Google, which was founded in 1998, and Band-Aid bandages, which began way back in 1920. Both brand names are synonymous with the service or product they provide. Google, a much newer company by all accounts, was able to exponentially increase their brand awareness through innovative marketing techniques. Band-Aid has been around forever, providing quality products and appealing directly to their target market.
Maybe you’re ? at this article. Maybe you’re saying “Sure, Meliss. That sounds great, but we can’t all be Google or Band-Aid!”
Well, I am saying “Why not try?”
Sure, you might not have the type of business that can be scaled to that sort of massive, worldwide level. But there’s no reason why you can’t be the Google of wherever-you’re-from.
You can be the go-to in your industry… And it all starts with brand awareness.
Here are 4 steps you can take to improve your brand awareness.
Customers don’t want to talk to a brand or an idea, they want to talk to humans. That’s why it’s so important to determine your brand persona. Figure out your unique selling proposition, brand values, the type of personality and voice your brand will use, and how your brand will show up in person and IRL. Then stick to it. Be consistent with your voice and your message so that your customers know what to expect every time they interact with you.
Once you know who you are, figure out who your ideal customer is. Then, go where they are. Whether that’s on social media or real-life events— get in front of your customers! If your ideal customer is an Instagram-obsessed #girlmom, then you should post regularly on Instagram, use the same hashtags she’s using, and interact with other accounts she likes. If your ideal customer is a business-savvy LinkedIn user? Grab my free “Finding Your Dream Customer Guide” here.

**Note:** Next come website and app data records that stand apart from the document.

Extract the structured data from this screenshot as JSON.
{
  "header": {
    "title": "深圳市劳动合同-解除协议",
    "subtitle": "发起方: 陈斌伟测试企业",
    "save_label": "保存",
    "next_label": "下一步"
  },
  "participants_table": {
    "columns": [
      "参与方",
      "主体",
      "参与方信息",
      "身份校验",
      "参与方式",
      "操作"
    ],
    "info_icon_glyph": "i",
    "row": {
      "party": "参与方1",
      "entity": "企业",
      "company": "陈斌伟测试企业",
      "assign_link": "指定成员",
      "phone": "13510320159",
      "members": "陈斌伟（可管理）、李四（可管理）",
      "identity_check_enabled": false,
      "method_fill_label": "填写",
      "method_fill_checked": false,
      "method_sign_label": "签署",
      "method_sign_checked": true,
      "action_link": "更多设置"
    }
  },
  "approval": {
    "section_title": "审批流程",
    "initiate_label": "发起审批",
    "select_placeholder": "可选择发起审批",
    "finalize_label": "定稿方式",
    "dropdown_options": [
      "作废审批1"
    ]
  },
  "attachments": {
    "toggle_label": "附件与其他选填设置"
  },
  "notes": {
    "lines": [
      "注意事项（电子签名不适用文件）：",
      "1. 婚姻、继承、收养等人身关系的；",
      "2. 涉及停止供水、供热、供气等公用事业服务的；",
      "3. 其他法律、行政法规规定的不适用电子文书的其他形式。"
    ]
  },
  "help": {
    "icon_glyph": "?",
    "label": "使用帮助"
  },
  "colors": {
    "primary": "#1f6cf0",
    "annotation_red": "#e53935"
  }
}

Yep. You guessed it. Start posting on LinkedIn!
Pay attention to the type of content that your customers are engaging with on these platforms. Do they lean towards emotionally-driven pieces or are they sharing the latest iteration of a popular meme?
Now that you’re on the right platforms, interacting and engaging with your targets, pay close attention to the way they talk, both to you and about you. What sort of language and phrases are they using? What questions are they asking about your brand? What problems do they have that you can solve?
Incorporating this language into your social media posts and your other content, like emails and blog posts, will show your customers that you understand them. Grab “30 Content Ideas To Kill It On Social Media” here.
Remember back at step number one, where I told you to be a human? That’s a big thing right here. People connect to relatable narratives, so tell a story! You can go deep and emotional, like American Greetings did with this insanely viral Mother’s Day campaign, hilarious like the time Fruit of the Loom asked men to #PutAShirtOn, or completely unique like the time Ikea encouraged people to pee on their advertisement. Each of these examples are highly relatable, highly shareable content that consumers went crazy for.
The type of content you share, the way you say it, and where you’re sharing it are all determined by the previous steps.
Now, go put this information to work! Even if you don’t have your brand persona completely nailed down, you can start doing market research. Learn where your customers are and start engaging with them there. This can help inform the type of brand you want to be and how you want to show that.
Want to learn how to take these strategies and uplevel your business? Enrollment for my Social Marketing Academy is open! If you join right now, you can get a week-long trial for only $1. Click here to learn how!
All the best,